SOURCE DATA —

+ + + + + + +

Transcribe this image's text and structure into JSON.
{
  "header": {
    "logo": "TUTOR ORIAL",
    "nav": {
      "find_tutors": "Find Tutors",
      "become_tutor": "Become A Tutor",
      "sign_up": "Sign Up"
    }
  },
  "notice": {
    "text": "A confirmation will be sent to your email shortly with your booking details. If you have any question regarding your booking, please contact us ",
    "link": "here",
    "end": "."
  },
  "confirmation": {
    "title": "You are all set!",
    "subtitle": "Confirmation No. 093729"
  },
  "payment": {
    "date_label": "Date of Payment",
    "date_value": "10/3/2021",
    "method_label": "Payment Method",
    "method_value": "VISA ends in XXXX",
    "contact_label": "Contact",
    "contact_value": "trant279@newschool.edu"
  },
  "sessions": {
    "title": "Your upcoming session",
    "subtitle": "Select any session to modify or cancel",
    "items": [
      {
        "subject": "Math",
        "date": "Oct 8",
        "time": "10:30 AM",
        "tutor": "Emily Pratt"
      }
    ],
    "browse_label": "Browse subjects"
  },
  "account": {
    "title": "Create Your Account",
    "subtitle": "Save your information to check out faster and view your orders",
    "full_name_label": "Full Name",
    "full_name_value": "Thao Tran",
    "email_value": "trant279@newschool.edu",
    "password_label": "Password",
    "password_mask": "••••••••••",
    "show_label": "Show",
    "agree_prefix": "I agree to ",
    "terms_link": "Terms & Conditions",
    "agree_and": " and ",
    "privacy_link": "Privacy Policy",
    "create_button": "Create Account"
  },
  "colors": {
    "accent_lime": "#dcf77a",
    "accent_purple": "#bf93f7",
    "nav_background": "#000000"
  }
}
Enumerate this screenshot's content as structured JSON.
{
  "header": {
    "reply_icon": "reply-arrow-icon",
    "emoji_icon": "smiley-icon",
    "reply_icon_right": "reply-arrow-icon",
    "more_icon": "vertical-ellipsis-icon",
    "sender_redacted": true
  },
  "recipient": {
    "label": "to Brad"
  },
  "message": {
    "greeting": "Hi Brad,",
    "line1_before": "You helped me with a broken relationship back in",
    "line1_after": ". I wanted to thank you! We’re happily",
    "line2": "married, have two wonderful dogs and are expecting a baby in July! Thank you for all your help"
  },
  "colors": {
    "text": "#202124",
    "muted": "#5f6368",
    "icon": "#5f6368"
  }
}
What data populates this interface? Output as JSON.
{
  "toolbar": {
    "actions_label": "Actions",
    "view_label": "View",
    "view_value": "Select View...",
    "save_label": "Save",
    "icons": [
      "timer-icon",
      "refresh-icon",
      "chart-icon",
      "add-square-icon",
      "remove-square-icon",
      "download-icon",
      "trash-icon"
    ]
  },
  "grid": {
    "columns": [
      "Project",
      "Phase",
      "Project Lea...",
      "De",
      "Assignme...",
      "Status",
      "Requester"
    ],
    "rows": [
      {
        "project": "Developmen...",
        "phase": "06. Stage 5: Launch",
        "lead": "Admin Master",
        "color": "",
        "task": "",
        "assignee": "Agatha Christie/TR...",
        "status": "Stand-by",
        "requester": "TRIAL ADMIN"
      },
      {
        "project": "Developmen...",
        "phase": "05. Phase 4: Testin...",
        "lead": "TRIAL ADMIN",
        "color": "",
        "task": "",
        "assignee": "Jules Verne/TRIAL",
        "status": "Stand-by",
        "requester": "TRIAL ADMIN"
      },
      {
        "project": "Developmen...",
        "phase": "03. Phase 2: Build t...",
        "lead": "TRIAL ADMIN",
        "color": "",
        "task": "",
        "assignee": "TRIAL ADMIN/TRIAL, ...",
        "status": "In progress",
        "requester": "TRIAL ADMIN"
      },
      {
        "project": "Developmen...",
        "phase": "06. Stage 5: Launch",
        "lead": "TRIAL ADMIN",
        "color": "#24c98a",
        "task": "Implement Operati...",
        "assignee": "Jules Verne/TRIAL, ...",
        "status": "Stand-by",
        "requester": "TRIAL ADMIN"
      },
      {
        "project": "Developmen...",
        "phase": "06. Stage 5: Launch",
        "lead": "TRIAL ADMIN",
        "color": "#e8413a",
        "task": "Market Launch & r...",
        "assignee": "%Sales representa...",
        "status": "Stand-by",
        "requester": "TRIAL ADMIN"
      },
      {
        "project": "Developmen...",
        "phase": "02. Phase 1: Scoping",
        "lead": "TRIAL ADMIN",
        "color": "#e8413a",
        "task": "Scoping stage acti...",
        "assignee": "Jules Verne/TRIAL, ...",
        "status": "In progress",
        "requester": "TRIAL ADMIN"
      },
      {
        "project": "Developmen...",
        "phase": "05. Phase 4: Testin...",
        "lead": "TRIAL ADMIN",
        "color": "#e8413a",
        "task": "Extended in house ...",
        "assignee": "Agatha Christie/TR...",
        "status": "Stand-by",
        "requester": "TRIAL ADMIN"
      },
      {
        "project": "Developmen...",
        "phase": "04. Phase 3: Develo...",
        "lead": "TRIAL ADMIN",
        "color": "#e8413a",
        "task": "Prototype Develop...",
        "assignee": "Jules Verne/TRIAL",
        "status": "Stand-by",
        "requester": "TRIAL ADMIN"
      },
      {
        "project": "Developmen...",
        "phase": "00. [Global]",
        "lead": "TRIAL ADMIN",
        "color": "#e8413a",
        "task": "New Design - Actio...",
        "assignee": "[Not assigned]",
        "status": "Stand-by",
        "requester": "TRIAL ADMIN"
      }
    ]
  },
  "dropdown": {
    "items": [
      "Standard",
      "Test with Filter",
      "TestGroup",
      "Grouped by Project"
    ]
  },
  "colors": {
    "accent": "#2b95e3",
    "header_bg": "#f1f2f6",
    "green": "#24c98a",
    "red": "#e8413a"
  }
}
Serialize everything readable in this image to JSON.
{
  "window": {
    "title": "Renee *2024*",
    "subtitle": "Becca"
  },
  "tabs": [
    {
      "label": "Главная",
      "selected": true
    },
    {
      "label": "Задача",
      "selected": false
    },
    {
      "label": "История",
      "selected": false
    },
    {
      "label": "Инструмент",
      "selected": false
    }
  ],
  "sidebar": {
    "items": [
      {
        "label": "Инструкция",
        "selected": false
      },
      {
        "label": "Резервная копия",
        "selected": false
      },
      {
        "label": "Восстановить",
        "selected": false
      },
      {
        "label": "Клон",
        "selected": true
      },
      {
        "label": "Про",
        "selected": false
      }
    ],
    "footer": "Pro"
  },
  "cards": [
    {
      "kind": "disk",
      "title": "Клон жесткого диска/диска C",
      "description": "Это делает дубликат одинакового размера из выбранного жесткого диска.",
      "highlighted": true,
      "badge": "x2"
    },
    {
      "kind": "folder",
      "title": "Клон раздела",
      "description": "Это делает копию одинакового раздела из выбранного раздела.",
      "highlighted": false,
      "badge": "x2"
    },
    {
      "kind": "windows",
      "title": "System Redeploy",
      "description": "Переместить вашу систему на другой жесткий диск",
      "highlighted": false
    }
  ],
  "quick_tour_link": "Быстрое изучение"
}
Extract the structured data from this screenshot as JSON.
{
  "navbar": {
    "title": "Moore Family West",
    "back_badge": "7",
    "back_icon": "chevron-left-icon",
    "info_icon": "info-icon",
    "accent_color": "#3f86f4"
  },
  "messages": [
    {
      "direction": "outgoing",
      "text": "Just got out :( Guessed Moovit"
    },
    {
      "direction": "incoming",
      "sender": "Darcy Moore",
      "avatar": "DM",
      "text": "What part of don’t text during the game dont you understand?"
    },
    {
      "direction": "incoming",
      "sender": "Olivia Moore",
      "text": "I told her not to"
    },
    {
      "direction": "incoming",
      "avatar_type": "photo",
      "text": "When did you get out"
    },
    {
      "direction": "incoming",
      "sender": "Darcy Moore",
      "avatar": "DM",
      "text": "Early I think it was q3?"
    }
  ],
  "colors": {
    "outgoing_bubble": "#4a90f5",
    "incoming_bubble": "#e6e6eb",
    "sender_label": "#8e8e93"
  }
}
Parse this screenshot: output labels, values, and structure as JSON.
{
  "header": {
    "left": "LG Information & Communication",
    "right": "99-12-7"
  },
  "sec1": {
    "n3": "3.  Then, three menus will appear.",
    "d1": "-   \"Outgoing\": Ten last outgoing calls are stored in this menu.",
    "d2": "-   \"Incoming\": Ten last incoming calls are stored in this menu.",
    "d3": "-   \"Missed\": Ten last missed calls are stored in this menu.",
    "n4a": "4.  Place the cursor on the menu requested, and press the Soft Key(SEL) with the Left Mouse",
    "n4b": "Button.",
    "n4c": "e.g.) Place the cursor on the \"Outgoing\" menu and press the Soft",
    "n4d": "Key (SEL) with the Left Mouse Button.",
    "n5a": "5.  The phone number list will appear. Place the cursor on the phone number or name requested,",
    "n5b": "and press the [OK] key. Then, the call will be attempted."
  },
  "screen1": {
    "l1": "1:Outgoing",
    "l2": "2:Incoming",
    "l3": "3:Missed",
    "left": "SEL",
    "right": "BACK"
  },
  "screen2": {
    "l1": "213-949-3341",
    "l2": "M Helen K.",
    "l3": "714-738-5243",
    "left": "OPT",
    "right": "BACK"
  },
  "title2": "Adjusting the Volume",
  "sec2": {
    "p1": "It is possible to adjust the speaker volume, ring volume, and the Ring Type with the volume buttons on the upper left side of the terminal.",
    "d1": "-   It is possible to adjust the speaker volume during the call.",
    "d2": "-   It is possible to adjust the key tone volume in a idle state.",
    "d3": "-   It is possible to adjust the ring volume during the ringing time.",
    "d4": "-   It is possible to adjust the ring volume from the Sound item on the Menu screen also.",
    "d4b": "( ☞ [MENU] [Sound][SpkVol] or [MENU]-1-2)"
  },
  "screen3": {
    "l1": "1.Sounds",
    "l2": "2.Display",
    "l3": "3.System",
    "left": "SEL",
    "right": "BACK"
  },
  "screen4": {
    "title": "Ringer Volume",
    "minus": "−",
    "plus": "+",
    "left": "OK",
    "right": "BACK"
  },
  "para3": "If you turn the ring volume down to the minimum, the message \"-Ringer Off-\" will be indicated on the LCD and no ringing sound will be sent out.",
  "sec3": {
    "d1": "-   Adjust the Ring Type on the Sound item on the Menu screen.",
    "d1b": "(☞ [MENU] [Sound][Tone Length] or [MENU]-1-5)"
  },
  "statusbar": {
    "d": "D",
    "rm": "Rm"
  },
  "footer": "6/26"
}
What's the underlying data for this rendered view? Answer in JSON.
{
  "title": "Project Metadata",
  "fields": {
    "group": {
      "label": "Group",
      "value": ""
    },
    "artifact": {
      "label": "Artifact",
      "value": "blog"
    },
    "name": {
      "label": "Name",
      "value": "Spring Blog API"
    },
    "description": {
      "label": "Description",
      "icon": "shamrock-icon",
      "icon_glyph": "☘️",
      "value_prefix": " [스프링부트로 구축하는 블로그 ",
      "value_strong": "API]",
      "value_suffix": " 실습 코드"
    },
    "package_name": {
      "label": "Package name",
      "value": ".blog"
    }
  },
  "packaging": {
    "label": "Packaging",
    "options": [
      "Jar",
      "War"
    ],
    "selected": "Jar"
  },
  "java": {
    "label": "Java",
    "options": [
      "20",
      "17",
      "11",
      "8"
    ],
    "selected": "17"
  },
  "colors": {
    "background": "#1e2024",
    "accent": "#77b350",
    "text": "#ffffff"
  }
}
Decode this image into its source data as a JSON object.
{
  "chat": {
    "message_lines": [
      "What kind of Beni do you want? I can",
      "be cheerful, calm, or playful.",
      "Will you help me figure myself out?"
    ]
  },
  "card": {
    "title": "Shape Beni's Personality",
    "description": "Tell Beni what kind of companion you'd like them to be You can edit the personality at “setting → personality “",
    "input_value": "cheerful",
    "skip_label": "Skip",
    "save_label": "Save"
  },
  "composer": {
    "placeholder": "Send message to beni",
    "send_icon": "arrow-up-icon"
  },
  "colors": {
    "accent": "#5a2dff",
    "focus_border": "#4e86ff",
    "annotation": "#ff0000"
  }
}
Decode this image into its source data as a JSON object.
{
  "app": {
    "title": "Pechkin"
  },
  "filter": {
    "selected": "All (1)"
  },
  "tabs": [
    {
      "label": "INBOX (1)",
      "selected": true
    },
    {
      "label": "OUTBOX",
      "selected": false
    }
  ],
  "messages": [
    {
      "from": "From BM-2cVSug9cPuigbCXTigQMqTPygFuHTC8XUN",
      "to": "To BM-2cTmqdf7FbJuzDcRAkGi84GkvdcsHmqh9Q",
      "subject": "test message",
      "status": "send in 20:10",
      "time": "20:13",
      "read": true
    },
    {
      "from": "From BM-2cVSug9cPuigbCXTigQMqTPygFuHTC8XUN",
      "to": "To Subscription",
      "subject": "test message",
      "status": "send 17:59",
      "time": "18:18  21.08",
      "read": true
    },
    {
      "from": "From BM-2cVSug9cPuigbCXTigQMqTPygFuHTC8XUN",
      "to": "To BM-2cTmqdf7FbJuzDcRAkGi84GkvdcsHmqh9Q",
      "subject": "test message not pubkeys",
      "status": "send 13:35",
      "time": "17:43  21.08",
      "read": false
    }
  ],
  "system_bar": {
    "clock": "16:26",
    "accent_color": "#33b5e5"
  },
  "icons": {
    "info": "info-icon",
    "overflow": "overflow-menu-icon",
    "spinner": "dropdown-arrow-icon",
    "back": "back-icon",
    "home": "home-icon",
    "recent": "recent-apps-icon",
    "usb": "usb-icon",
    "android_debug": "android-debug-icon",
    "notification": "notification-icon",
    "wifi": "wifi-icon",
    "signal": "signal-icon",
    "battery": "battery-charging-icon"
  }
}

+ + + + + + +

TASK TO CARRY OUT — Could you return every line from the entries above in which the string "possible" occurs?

TASK RESPONSE —
    "p1": "It is possible to adjust the speaker volume, ring volume, and the Ring Type with the volume buttons on the upper left side of the terminal.",
    "d1": "-   It is possible to adjust the speaker volume during the call.",
    "d2": "-   It is possible to adjust the key tone volume in a idle state.",
    "d3": "-   It is possible to adjust the ring volume during the ringing time.",
    "d4": "-   It is possible to adjust the ring volume from the Sound item on the Menu screen also.",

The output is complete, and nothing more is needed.